“There is no formula. There is no guideline. I can watch Ted Talks all day, but there is no one who can advise me on exactly what it is I should be doing,” said @ronniefieg, CEO of @kith, in an interview with WWD’s @ariahughes at the brand’s new SoHo office in Manhattan. Head to WWD.com to see how Fieg went from hanging out in shoe stockrooms at 13 to building his own business. #wwdfashion (📷: @weston.wells)
@fearofgod and @maxfieldla have teamed up on a pop-up installation. The store, located in the gallery space across from Maxfield’s Melrose Ave location, is the site of the brand’s House of God pop-up in which Fear of God founder @jerrylorenzo has created a church-inspired installation. A dozen vintage church pews sit in front of an LED screen playing 90s gospel singers in an effort to re-create an environment akin to a Southern Baptist Church, Lorenzo explained. Read more about the pop-up on WWD.com #wwdfashion (📷: Jennifer Johnson)

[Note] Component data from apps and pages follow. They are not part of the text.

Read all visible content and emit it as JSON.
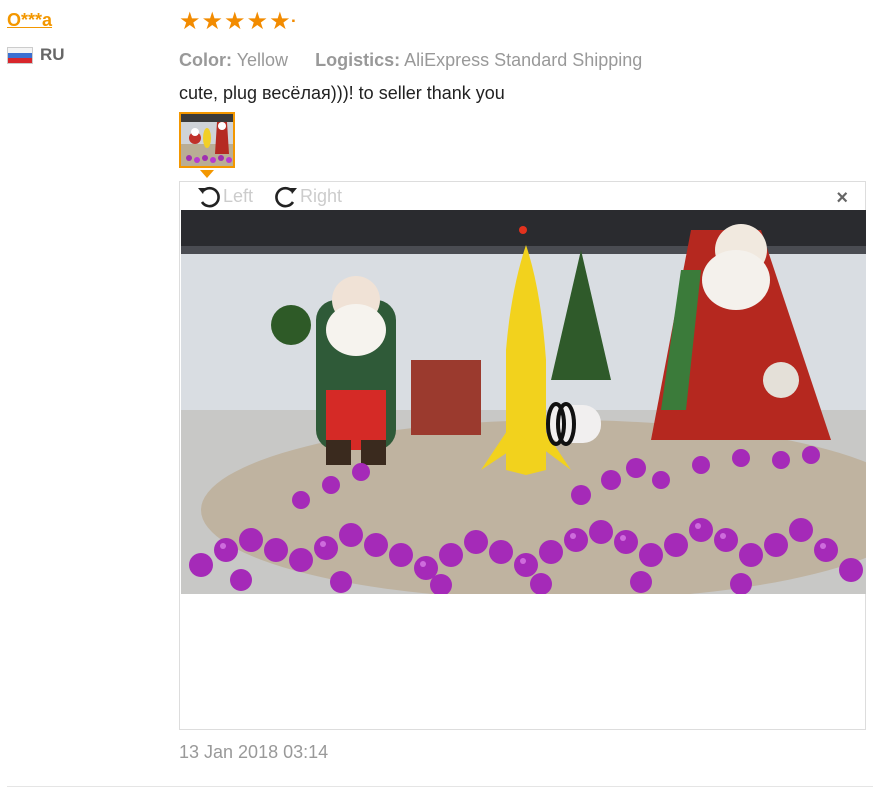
{
  "review": {
    "user_name": "O***a",
    "country_code": "RU",
    "rating": 5,
    "color_key": "Color:",
    "color_value": "Yellow",
    "logistics_key": "Logistics:",
    "logistics_value": "AliExpress Standard Shipping",
    "text": "cute, plug весёлая)))! to seller thank you",
    "date": "13 Jan 2018 03:14"
  },
  "viewer": {
    "rotate_left_label": "Left",
    "rotate_right_label": "Right",
    "close_label": "×"
  },
  "colors": {
    "accent": "#f39700",
    "star": "#f28b00",
    "muted": "#999999"
  }
}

Known for his sleek, sophisticated American glamour, Norman Norell is the subject of an upcoming exhibition at @fitnyc. “Norell: Dean of American Fashion,” which runs from February 9 through April 14, will feature approximately 100 ensembles and accessories. His best work is exemplified by the designer’s glittering “mermaid” gowns frosted with thousands of hand-sewn sequins – like the one pictured. (📷: William Helburn) #wwdfashion
For pre-fall 2018, @balmain didn’t let go of the glitz. A crystal embroidered baseball jacket priced at around $40,000 hangs in the “couture” section of the brand’s first men’s pre-collection. Sporting the words “Balmain Army” across the back, the item took around two months to make. “When it was completed, it was like Christmas, it was like, ‘It’s done, it’s exactly what I wanted,’” said Balmain’s creative director @olivier_rousteing during a tour of the collection in a Paris showroom on Monday. #wwdfashion